Problem description:
Find each line below containing the word "daemon" and copy it.

Entries shown:
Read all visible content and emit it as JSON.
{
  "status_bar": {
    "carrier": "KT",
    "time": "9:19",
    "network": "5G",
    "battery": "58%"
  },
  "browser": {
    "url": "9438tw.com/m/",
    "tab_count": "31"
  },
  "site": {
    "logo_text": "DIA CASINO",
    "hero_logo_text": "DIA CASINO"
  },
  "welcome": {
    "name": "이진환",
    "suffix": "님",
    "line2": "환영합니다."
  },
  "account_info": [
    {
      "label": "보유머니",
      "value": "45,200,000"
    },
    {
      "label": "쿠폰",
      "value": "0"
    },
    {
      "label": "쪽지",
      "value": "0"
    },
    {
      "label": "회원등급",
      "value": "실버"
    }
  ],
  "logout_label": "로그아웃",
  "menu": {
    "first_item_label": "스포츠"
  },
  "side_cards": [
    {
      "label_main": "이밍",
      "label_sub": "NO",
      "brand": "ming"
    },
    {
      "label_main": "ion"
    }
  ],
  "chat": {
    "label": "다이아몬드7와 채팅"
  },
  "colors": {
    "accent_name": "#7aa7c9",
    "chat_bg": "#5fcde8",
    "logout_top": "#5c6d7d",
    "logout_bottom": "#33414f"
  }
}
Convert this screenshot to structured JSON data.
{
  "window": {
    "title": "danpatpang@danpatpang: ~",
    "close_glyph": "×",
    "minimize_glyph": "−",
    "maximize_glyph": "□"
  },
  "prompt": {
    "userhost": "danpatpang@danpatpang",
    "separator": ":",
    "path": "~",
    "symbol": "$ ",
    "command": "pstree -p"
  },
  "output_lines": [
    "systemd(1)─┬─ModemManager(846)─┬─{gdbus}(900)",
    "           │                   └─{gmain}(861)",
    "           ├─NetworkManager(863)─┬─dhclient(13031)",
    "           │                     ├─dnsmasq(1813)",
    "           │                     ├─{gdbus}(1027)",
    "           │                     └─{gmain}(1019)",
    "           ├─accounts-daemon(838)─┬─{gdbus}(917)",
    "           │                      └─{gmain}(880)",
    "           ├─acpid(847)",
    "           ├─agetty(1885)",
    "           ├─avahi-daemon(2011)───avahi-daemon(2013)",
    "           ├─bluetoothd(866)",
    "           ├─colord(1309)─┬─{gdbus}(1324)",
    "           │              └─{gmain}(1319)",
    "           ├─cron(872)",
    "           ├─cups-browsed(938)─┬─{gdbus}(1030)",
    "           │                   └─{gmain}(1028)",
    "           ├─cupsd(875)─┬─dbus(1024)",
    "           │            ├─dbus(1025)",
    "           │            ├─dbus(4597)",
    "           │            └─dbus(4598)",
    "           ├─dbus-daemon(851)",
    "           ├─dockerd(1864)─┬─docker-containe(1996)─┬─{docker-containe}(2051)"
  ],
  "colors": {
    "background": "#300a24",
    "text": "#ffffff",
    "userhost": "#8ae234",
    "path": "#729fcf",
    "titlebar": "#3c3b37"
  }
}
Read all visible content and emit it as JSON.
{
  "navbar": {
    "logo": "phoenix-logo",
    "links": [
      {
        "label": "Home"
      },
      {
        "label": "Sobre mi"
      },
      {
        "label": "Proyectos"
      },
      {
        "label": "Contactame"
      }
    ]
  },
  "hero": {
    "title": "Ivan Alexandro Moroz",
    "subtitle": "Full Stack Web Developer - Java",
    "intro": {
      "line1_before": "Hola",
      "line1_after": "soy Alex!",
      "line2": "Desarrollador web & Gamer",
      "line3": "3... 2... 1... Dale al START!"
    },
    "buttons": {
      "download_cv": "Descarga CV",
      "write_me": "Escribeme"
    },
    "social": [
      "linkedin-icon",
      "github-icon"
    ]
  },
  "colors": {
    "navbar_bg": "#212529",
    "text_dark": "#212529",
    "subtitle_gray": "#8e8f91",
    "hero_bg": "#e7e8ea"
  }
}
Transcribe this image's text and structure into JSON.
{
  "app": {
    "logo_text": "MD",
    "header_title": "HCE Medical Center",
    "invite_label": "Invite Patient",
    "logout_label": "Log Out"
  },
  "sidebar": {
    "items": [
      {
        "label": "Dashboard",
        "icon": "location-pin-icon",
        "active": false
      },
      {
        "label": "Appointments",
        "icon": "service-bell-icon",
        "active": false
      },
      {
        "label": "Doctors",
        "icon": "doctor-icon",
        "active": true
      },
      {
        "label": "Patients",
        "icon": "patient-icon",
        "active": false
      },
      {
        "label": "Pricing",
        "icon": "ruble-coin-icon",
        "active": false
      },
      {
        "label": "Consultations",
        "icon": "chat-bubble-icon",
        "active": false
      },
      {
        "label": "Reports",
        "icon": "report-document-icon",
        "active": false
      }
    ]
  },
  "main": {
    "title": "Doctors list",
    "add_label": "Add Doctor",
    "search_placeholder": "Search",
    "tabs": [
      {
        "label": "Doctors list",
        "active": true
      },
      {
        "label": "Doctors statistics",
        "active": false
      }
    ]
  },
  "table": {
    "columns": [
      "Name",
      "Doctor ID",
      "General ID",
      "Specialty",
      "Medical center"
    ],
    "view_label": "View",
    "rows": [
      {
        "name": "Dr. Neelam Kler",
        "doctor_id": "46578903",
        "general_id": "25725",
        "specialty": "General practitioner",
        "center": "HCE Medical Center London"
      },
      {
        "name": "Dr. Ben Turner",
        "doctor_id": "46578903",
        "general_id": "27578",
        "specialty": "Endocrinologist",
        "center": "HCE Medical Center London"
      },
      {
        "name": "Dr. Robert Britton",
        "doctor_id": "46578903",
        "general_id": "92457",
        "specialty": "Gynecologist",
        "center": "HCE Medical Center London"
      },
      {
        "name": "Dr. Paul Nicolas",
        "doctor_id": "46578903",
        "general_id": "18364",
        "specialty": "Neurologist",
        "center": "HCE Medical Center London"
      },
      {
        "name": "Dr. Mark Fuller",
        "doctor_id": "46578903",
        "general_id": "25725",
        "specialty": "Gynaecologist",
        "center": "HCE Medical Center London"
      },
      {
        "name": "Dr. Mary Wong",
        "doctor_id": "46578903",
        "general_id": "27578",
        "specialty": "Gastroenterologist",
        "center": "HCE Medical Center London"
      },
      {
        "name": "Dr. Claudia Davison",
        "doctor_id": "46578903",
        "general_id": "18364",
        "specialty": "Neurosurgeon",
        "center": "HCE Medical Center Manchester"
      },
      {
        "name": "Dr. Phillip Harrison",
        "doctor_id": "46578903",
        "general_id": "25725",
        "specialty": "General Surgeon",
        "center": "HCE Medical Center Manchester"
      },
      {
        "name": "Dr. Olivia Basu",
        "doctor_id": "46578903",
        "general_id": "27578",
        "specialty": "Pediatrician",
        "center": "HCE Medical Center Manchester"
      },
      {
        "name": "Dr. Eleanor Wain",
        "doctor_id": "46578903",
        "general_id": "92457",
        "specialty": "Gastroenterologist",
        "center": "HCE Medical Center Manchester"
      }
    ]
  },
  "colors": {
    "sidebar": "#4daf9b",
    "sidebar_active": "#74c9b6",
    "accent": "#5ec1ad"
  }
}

Exercise response:
    "           ├─accounts-daemon(838)─┬─{gdbus}(917)",
    "           ├─avahi-daemon(2011)───avahi-daemon(2013)",
    "           ├─dbus-daemon(851)",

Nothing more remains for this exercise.